No matter how much we try to proclaim how much we are ‘ok’ with autism – let’s be honest, there are always moments or days you wish it would just go away.
There are moments where it just hurts…
Moments where you hang your head…
Moments where you shake your head…
Moments that you take really deep breaths…
Often – there are moments that are bittersweet.
Last summer was Tucker’s self-proclaimed last year of playing baseball. It’s too bad, really – he’s a great first baseman. Now, I realize I may be a bit prejudiced…but he’s over 6 ft. tall and can catch anything that comes near him. Why? Because I have no aim and I’ve been throwing to him since I can remember. So, his success? Totally due to my fledgling athletic prowess…
It was a night game – under the lights. Our 6th grade team doesn’t normally have that opportunity – but their fields were flooded and Wartburg College allowed the little league teams to use their field.
They thought they were pretty big time.
A game..under the lights, with real dugouts, real bleachers, and a real home run fence. For his last game, how does it get any better?
As I looked into the dugout on that chilly July evening, I once again noticed what I had noticed a million times before. The more some things change, the more they stay the same.
Tucker’s coaches – who somehow always had him on their team. I cannot explain my thankfulness for this alone – they cared for him, they loved him, and they pushed him – just hard enough. They laughed with him and somehow knew when he was about to melt-down. They would talk him through…these coaches? Truly, truly a gift from heaven.
There is Tucker’s team – some of them the same boys that he had played with for years – others new. All of them kind. All of them cheering each other on…these boys? Truly, truly a gift from heaven.
There is Tucker. At the end of the bench. Far from all of them. I must write that this is not about having pity…please don’t do that. Tucker was alone, at the end of the bench – because he was comfortable there. He is comfortable in his own skin. Maybe he was feeling overwhelmed? Maybe he was taking himself out of the chaos? Maybe he was thinking? I don’t know – but he was ‘alone’ in an environment surrounded by people.
No matter how many times I write or say that ‘It’s fine’ or ‘It is what it is’ or ‘He’s good’ – the honest to God truth? It’s not fine. It should not have to be that way. It’s not good.
But it is…to him.
It doesn’t so much matter that he is on the spectrum, all parents want certain things for our children. When things don’t go that way – it’s tough for us. However, I’m convinced it’s not nearly as difficult for our children.

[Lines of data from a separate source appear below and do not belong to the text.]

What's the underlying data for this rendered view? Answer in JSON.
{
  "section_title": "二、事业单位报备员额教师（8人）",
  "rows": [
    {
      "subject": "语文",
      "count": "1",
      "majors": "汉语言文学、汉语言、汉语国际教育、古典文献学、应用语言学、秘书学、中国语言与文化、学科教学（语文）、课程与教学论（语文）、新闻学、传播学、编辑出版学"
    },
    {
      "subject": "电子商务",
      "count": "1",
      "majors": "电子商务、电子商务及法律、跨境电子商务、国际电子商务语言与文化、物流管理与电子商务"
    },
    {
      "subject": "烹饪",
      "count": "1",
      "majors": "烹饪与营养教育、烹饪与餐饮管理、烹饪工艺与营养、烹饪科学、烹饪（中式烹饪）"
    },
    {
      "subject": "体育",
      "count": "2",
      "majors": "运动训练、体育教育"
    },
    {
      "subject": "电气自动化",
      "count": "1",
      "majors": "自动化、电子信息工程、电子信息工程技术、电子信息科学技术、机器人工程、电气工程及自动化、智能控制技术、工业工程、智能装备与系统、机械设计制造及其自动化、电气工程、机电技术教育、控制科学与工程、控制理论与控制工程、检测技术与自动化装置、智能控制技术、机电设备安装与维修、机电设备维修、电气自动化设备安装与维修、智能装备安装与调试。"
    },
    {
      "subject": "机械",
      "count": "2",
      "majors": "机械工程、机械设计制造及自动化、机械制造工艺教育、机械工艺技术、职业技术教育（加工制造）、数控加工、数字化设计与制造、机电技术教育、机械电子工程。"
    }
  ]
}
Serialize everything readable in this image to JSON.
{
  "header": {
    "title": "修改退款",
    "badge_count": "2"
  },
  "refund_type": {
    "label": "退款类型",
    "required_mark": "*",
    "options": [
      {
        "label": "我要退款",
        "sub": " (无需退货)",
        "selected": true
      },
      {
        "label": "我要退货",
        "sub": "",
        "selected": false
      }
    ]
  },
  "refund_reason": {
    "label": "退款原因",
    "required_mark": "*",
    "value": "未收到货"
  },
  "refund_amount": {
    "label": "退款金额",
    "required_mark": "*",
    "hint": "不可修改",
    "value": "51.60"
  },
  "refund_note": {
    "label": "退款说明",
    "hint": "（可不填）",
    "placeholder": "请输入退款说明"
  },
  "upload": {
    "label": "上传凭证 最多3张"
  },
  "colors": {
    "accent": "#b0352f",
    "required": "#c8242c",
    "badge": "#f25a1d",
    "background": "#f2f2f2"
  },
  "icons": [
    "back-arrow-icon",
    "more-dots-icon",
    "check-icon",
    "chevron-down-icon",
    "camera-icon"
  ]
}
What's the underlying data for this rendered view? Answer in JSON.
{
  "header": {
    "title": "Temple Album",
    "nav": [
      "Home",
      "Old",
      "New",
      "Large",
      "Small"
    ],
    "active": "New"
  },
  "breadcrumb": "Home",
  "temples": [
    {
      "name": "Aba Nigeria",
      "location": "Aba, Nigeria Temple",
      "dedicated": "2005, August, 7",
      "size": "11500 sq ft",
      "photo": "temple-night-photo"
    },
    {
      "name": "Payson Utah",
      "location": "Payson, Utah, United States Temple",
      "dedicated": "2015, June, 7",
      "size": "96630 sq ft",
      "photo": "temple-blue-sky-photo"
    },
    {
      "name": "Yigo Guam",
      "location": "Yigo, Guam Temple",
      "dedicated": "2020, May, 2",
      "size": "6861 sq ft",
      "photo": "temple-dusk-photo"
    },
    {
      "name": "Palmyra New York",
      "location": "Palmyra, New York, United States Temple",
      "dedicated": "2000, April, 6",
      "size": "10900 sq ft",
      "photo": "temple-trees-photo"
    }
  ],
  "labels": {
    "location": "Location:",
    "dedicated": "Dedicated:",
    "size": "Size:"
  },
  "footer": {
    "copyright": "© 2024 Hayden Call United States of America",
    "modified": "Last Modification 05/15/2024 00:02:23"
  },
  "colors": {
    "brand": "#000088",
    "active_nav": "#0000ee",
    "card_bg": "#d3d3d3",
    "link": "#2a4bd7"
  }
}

During the game I was watching him talk to the first base umpire. Typical – focused while ‘in-play,’ unfocused while ‘out-of-play.’ I wasn’t really frustrated – I had finally come to the point that I was more entertained watching him.
The game ended. Tucker had a couple of hits and caught every ball that came his way. It was a successful summer, and career.
As Tucker came off the field I couldn’t stop smiling. There he was…so happy.
Then it happened.
The first base umpire came over to my husband and me. He was gray-haired and had a nice comfy grandpa belly. He had on glasses and walked with a hitch in his giddy up.
“Excuse me. Ma’m is that your son?”
“Your son – the young man who was playing first base. The really tall one on the yellow team.”
“I just need to tell you how much I enjoyed him. What a fine young man you have. You know what I really liked? Even at this age so many of these boys are so competitive and focused. Your son was having fun. I could tell he just liked to play. That’s refreshing. We had such a nice conversation as he was playing and not too many boys his age will carry on a conversation with an old duff like me. So, good job.”
I left the ball field that night a bit breathless with tears in my eyes. I was reminded about what really counted. He often doesn’t ‘get’ his peers. He’s not the fastest runner. He doesn’t have the longest or hardest throw. He’s not the most competitive. He’s not a home-run hitter.
He is, however, my home-run.